APOPKA, FL - Researchers used eye-tracking technology and rating-based experiments to determine what affects consumers' likelihood of buying indoor plants. The study in the October issue of HortScience offers new insights into consumer purchasing preferences and includes valuable recommendations for plant producers and retailers.
The scientists explained that eye-tracking technology is a unique research method that can be successfully used by researchers in the horticulture industry. They said that, unlike other research methods, eye-tracking analysis shows real information about consumers' information acquisition behavior by providing researchers a way to determine which attributes are "visually attended" by participants and which attributes they tend to ignore.
The study also investigated consumers' interest in three specific plant attributes: plants' ability to remove VOCs, production methods, and place of origin. Results showed that alternative (i.e., organic) production methods positively influenced consumer purchasing behavior. Additionally, in-state origin, domestic origin, and high VOC removal all increased the likelihood of participants' purchasing indoor foliage plants.
A third element of the study was determining consumers' primary barriers to purchasing indoor foliage plants. "Knowing what hinders consumers' purchasing of plants benefits breeders, developers, growers, marketers, and retailers by giving them the opportunity to address potential barriers," the author said. Plant maintenance was the most common purchasing barrier selected by participants. "Price, limited light, and limited space were all comparable purchasing barriers, suggesting a possible niche market for inexpensive, small, low-light-tolerant indoor foliage plants," they said.
Visual attention to the highest plant price was shown to increase participants' purchase likelihood. "There are several possible explanations for this result," said the researchers. "First, consumers use very few pieces of information before arriving at a purchase decision, often relying mainly on price. Second, the study's participants likely were undecided on their purchasing intention and used price as their deciding attribute."
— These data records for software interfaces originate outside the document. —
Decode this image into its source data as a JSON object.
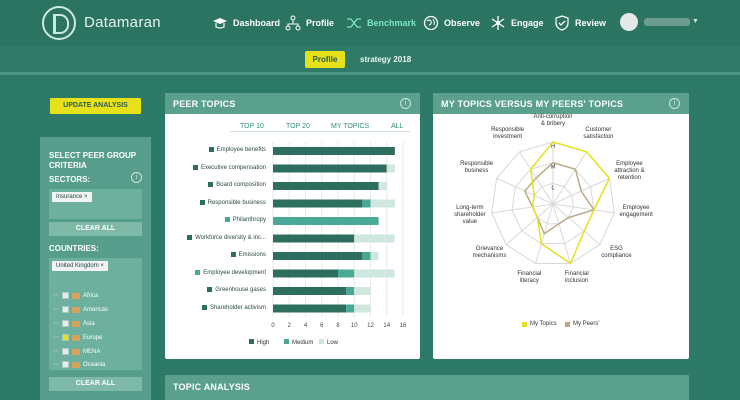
{
  "brand": "Datamaran",
  "nav": [
    {
      "label": "Dashboard",
      "icon": "mortarboard-icon"
    },
    {
      "label": "Profile",
      "icon": "network-icon"
    },
    {
      "label": "Benchmark",
      "icon": "shuffle-icon",
      "active": true
    },
    {
      "label": "Observe",
      "icon": "globe-icon"
    },
    {
      "label": "Engage",
      "icon": "asterisk-icon"
    },
    {
      "label": "Review",
      "icon": "shield-check-icon"
    }
  ],
  "subtabs": {
    "profile": "Profile",
    "strategy": "strategy 2018"
  },
  "left": {
    "update": "UPDATE ANALYSIS",
    "title": "SELECT PEER GROUP CRITERIA",
    "sectors_label": "SECTORS:",
    "sector_chip": "Insurance",
    "clear_all_1": "CLEAR ALL",
    "countries_label": "COUNTRIES:",
    "country_chip": "United Kingdom",
    "regions": [
      {
        "name": "Africa",
        "checked": false
      },
      {
        "name": "Americas",
        "checked": false
      },
      {
        "name": "Asia",
        "checked": false
      },
      {
        "name": "Europe",
        "checked": true
      },
      {
        "name": "MENA",
        "checked": false
      },
      {
        "name": "Oceania",
        "checked": false
      }
    ],
    "clear_all_2": "CLEAR ALL",
    "chip_close": "×",
    "info": "i"
  },
  "peer_topics": {
    "title": "PEER TOPICS",
    "tabs": [
      "TOP 10",
      "TOP 20",
      "MY TOPICS",
      "ALL"
    ],
    "legend": [
      "High",
      "Medium",
      "Low"
    ],
    "colors": {
      "high": "#2e6e5e",
      "medium": "#4aa896",
      "low": "#cfe7df"
    }
  },
  "radar": {
    "title": "MY TOPICS VERSUS MY PEERS' TOPICS",
    "labels": [
      "Anti-corruption & bribery",
      "Customer satisfaction",
      "Employee attraction & retention",
      "Employee engagement",
      "ESG compliance",
      "Financial inclusion",
      "Financial literacy",
      "Grievance mechanisms",
      "Long-term shareholder value",
      "Responsible business",
      "Responsible investment"
    ],
    "levels": [
      "H",
      "M",
      "L"
    ],
    "my_topics": [
      3,
      3,
      3,
      2,
      2,
      3,
      2,
      1,
      1,
      1,
      2
    ],
    "peers": [
      2,
      2,
      1.5,
      2,
      1,
      1,
      1.5,
      1,
      1,
      1.5,
      1.5
    ],
    "legend": [
      "My Topics",
      "My Peers'"
    ],
    "colors": {
      "mine": "#e6e21c",
      "peers": "#b9ab86"
    }
  },
  "topic_analysis": {
    "title": "TOPIC ANALYSIS"
  },
  "chart_data": {
    "type": "bar",
    "categories": [
      "Employee benefits",
      "Executive compensation",
      "Board composition",
      "Responsible business",
      "Philanthropy",
      "Workforce diversity & inc...",
      "Emissions",
      "Employee development",
      "Greenhouse gases",
      "Shareholder activism"
    ],
    "category_colors": [
      "#2e6e5e",
      "#2e6e5e",
      "#2e6e5e",
      "#2e6e5e",
      "#4aa896",
      "#2e6e5e",
      "#2e6e5e",
      "#4aa896",
      "#2e6e5e",
      "#2e6e5e"
    ],
    "series": [
      {
        "name": "High",
        "values": [
          15,
          14,
          13,
          11,
          0,
          10,
          11,
          8,
          9,
          9
        ]
      },
      {
        "name": "Medium",
        "values": [
          0,
          0,
          0,
          1,
          13,
          0,
          1,
          2,
          1,
          1
        ]
      },
      {
        "name": "Low",
        "values": [
          0,
          1,
          1,
          3,
          0,
          5,
          1,
          5,
          2,
          2
        ]
      }
    ],
    "xlim": [
      0,
      16
    ],
    "xticks": [
      0,
      2,
      4,
      6,
      8,
      10,
      12,
      14,
      16
    ],
    "grid": true,
    "legend": "bottom"
  }
}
The authors said that understanding and promoting plant attributes that are relevant to consumer needs and interests can be one way to mitigate decreasing demand for indoor foliage plants. "The results of our study have implications for indoor foliage plant growers and retailers as they produce, promote, and sell their products," said the authors.
The complete study and abstract are available on the ASHS HortScience electronic journal web site:
Founded in 1903, the American Society for Horticultural Science (ASHS) is the largest organization dedicated to advancing all facets of horticultural research, education, and application. More information at ashs.org